**THE DATA:**
+ + +
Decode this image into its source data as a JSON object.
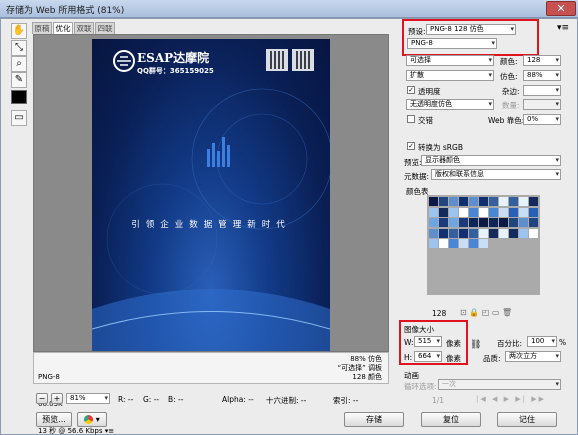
{
  "window": {
    "title": "存储为 Web 所用格式 (81%)",
    "close_glyph": "✕"
  },
  "tabs": [
    "原稿",
    "优化",
    "双联",
    "四联"
  ],
  "poster": {
    "brand": "ESAP达摩院",
    "qq": "QQ群号：365159025",
    "slogan": "引领企业数据管理新时代"
  },
  "info_left": {
    "format": "PNG-8",
    "size": "66.03K",
    "time": "13 秒 @ 56.6 Kbps",
    "menu": "▾≡"
  },
  "info_right": {
    "quality": "88% 仿色",
    "palette": "“可选择” 调板",
    "colors": "128 颜色"
  },
  "zoom": {
    "minus": "−",
    "plus": "+",
    "value": "81%"
  },
  "pixel": {
    "r": "R: --",
    "g": "G: --",
    "b": "B: --",
    "alpha": "Alpha: --",
    "hex": "十六进制: --",
    "index": "索引: --"
  },
  "buttons": {
    "preview": "预览...",
    "save": "存储",
    "reset": "复位",
    "remember": "记住"
  },
  "settings": {
    "preset_label": "预设:",
    "preset_value": "PNG-8 128 仿色",
    "format": "PNG-8",
    "reduction": "可选择",
    "colors_label": "颜色:",
    "colors_value": "128",
    "dither_algo": "扩散",
    "dither_label": "仿色:",
    "dither_value": "88%",
    "transparency_label": "透明度",
    "matte_label": "杂边:",
    "trans_dither": "无透明度仿色",
    "amount_label": "数量:",
    "interlaced_label": "交错",
    "web_snap_label": "Web 靠色:",
    "web_snap_value": "0%",
    "convert_srgb_label": "转换为 sRGB",
    "preview_label": "预览:",
    "preview_value": "显示器颜色",
    "metadata_label": "元数据:",
    "metadata_value": "版权和联系信息",
    "color_table_label": "颜色表",
    "color_count": "128"
  },
  "image_size": {
    "title": "图像大小",
    "w_label": "W:",
    "w_value": "515",
    "unit": "像素",
    "h_label": "H:",
    "h_value": "664",
    "percent_label": "百分比:",
    "percent_value": "100",
    "percent_unit": "%",
    "quality_label": "品质:",
    "quality_value": "两次立方"
  },
  "animation": {
    "title": "动画",
    "loop_label": "循环选项:",
    "loop_value": "一次",
    "frame": "1/1"
  },
  "palette_colors": [
    "#0b1a44",
    "#1a3a7a",
    "#2a5fb8",
    "#4a86d6",
    "#9cc4ee",
    "#e8f2ff",
    "#103070",
    "#20457f",
    "#0e2656",
    "#6ea6e0",
    "#c9def5",
    "#ffffff",
    "#152a5c",
    "#355f9f",
    "#5e8ecb"
  ]
}
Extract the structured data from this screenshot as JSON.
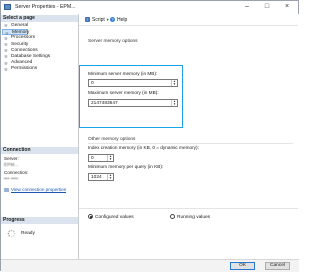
{
  "window": {
    "title": "Server Properties - EPM..."
  },
  "left_pane": {
    "select_page_header": "Select a page",
    "pages": [
      {
        "label": "General",
        "selected": false
      },
      {
        "label": "Memory",
        "selected": true
      },
      {
        "label": "Processors",
        "selected": false
      },
      {
        "label": "Security",
        "selected": false
      },
      {
        "label": "Connections",
        "selected": false
      },
      {
        "label": "Database Settings",
        "selected": false
      },
      {
        "label": "Advanced",
        "selected": false
      },
      {
        "label": "Permissions",
        "selected": false
      }
    ],
    "connection_header": "Connection",
    "server_label": "Server:",
    "server_value": "EPM...",
    "connection_label": "Connection:",
    "connection_value": "••• ••••",
    "view_connection_link": "View connection properties",
    "progress_header": "Progress",
    "progress_status": "Ready"
  },
  "toolbar": {
    "script_label": "Script",
    "help_label": "Help"
  },
  "main": {
    "server_memory_section": "Server memory options",
    "min_memory_label": "Minimum server memory (in MB):",
    "min_memory_value": "0",
    "max_memory_label": "Maximum server memory (in MB):",
    "max_memory_value": "2147483647",
    "other_memory_section": "Other memory options",
    "index_memory_label": "Index creation memory (in KB, 0 = dynamic memory):",
    "index_memory_value": "0",
    "min_query_label": "Minimum memory per query (in KB):",
    "min_query_value": "1024",
    "radio_configured": "Configured values",
    "radio_running": "Running values",
    "selected_radio": "configured"
  },
  "buttons": {
    "ok": "OK",
    "cancel": "Cancel"
  },
  "colors": {
    "highlight_border": "#1aa3e8",
    "selected_page_bg": "#cfe2f7",
    "link": "#1b57b1"
  }
}
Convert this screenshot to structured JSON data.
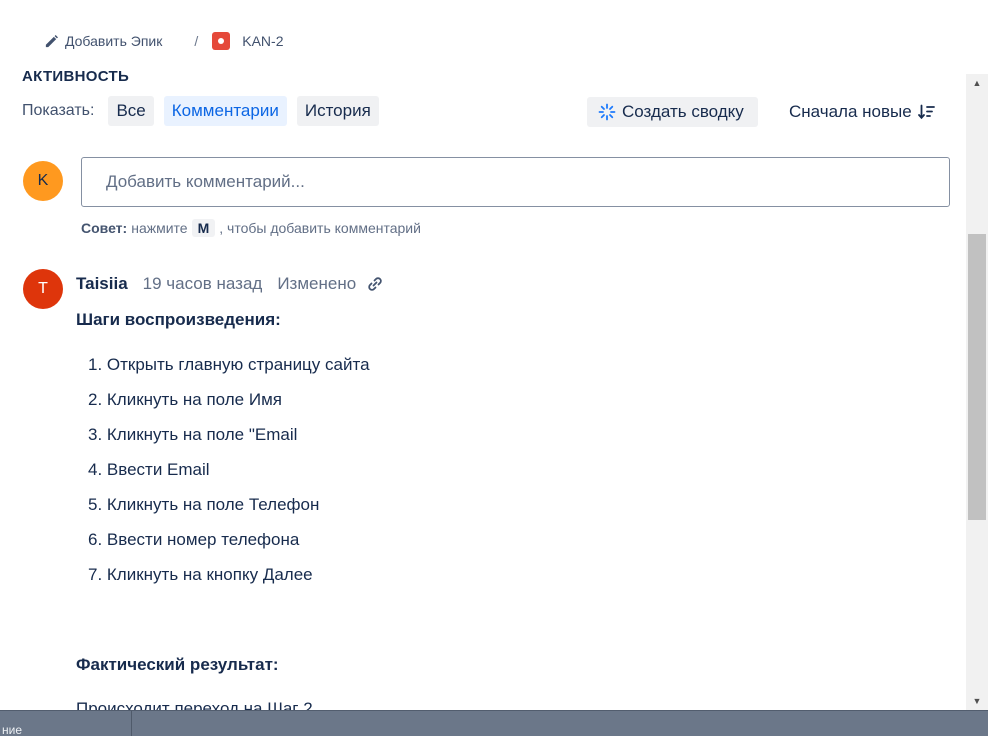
{
  "breadcrumb": {
    "add_epic": "Добавить Эпик",
    "separator": "/",
    "issue_key": "KAN-2"
  },
  "activity": {
    "title": "Активность",
    "show_label": "Показать:",
    "filters": [
      {
        "label": "Все",
        "active": false
      },
      {
        "label": "Комментарии",
        "active": true
      },
      {
        "label": "История",
        "active": false
      }
    ],
    "summary_button": "Создать сводку",
    "sort_button": "Сначала новые"
  },
  "composer": {
    "avatar_initial": "K",
    "placeholder": "Добавить комментарий...",
    "tip_label": "Совет:",
    "tip_before": "нажмите",
    "tip_key": "M",
    "tip_after": ", чтобы добавить комментарий"
  },
  "comment": {
    "avatar_initial": "T",
    "author": "Taisiia",
    "time": "19 часов назад",
    "edited": "Изменено",
    "steps_heading": "Шаги воспроизведения:",
    "steps": [
      "1.  Открыть главную страницу сайта",
      "2. Кликнуть на поле Имя",
      "3. Кликнуть на поле \"Email",
      "4. Ввести Email",
      "5. Кликнуть на поле Телефон",
      "6. Ввести номер телефона",
      "7. Кликнуть на кнопку Далее"
    ],
    "actual_heading": "Фактический результат:",
    "actual_text": "Происходит переход на Шаг 2"
  },
  "taskbar": {
    "partial_label": "ние"
  },
  "colors": {
    "accent": "#0c66e4",
    "my_avatar": "#ff991f",
    "author_avatar": "#de350b",
    "bug_icon": "#e5493a"
  },
  "icons": [
    "pencil-icon",
    "bug-icon",
    "sparkle-icon",
    "sort-icon",
    "link-icon"
  ]
}
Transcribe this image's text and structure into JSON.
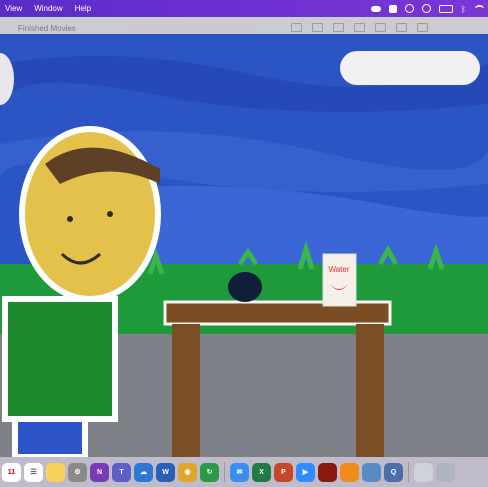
{
  "menubar": {
    "items": [
      {
        "label": "View"
      },
      {
        "label": "Window"
      },
      {
        "label": "Help"
      }
    ]
  },
  "window": {
    "title": "Finished Movies"
  },
  "scene": {
    "sign_text": "Water"
  },
  "dock": {
    "calendar_day": "11",
    "colors": {
      "bar": "#d2cddc",
      "menubar": "#6a2fd0"
    }
  }
}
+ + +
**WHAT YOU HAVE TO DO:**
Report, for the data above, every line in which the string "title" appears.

**ANSWER TO THIS TASK:**
    "title": "存储为 Web 所用格式 (81%)",
    "title": "图像大小",
    "title": "动画",
    "title": "Server Properties - EPM..."
    "title": "Активность",
    "title": "Finished Movies"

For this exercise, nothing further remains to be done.